"Dog, we're going," The hound gave a bark. "I will have to change that noisy habit of yours." Arawn turned and looked toward the lodge. "I wish I could put your master to a proper rest, but fire is the best that I can do."
He took a burning limb from the small fire that he'd lit and hobbled over to the river side of the lodge. The rug he'd slashed apart lay half through an open window. Around it, inside the hall, were piled the shattered fragments of chairs and tables, bits of cloth and firewood from a stack lying unused outside.

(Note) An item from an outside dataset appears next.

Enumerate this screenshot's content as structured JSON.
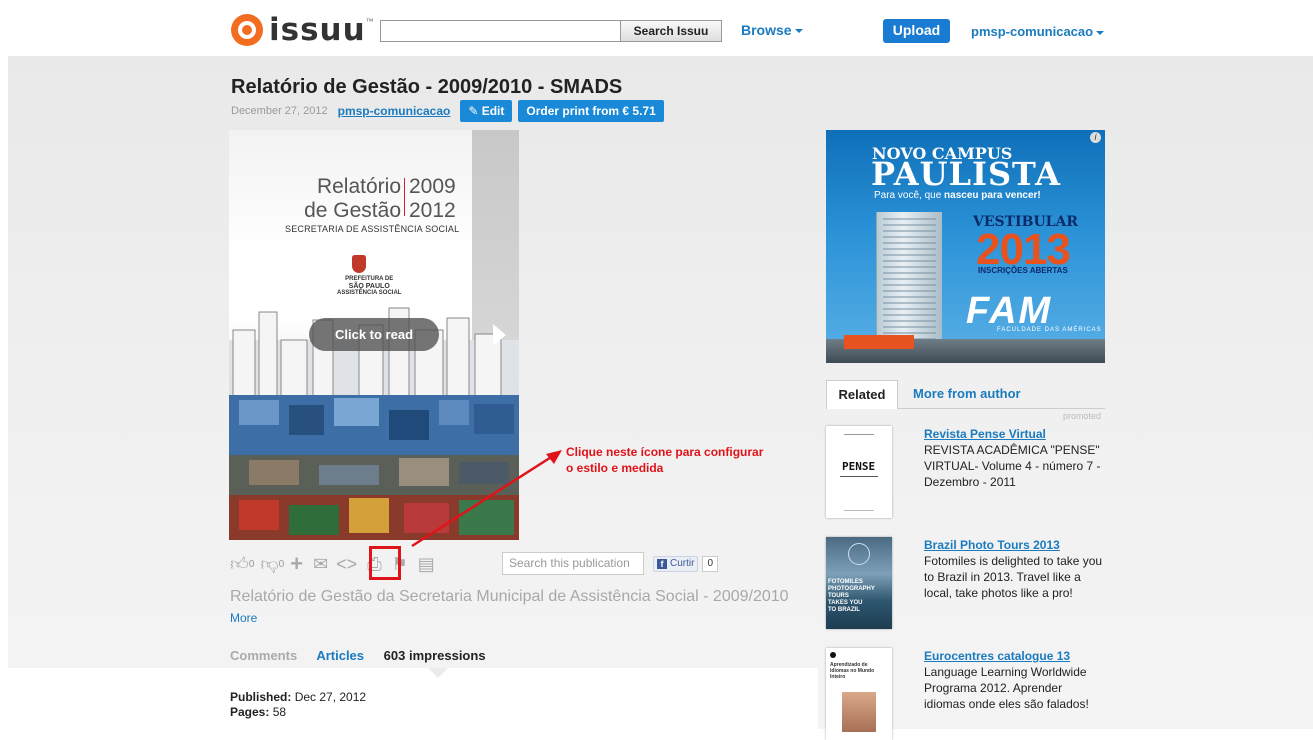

The glowing ember was cherry-red as Arawn blew away the ash. He held it to the rug and watched it begin to flame. Once afire he used the stick to push the rug back over the windowsill and onto the gathered tinder. Dark smoke began to stream from the window, then an orange glow. Arawn tossed the stick into the lodge as flames shot through the smoke.
"This fire will bring any searchers for miles around," Arawn told the hound. "Let's get going. Come on, we have a hill to climb. Maybe I can find my pack."
Arawn cut a stout staff from the bole of a young tree. He used t to propel himself along, but frowned at the trail he left behind. "Dog between your paws and my feet we will be as easy to follow as an hob. The bracken will mask us to an untrained eye, but any woodsmen worth their keep will spot our trail like footprints in a field of snow."
The woods were wild and overgrown around the lodge. Arawn led the hound up across the ledge that overlooked the water to their left. It was a steady climb, but not very steep or hard, yet soon the river was far below and the ledge became a cliff. A jutting curve that overhung the path along the riverbank was just ahead.
"Here it is," Arawn said, relieved. He found his pack, a quiver and the dogmanish bow, undisturbed. "Dog I wish that you could carry some of this. The Crowhorns," Arawn mused aloud. "I will need more supplies than these."
He sat on the ledge and looked back downstream. A huge pillar of dark smoke leaned to one side where the wind pushed at it, but he could see no movement in the trees, nothing stirred below.
"Draupnir's mine, maybe they have survived. Hells, what do I know, maybe the lowlands have beaten the monsters back, and Finnian's Keep survived, but no, they at least must have fallen if the hobs and dogmen made it through."
The hound lay beside him and put its head across his knee. Arawn brushed its back and it beat its tail with a rapid thrump upon the ground. "Dog, what should I do, listen to some dream, but I have no better course in mind." Arawn used the staff to stand and gathered up the packs and bow, they weighed him down. "Come then, Dog, it's to Draupnir's first, then... who knows where, maybe Draupnir can tell us more of where to go and what to do."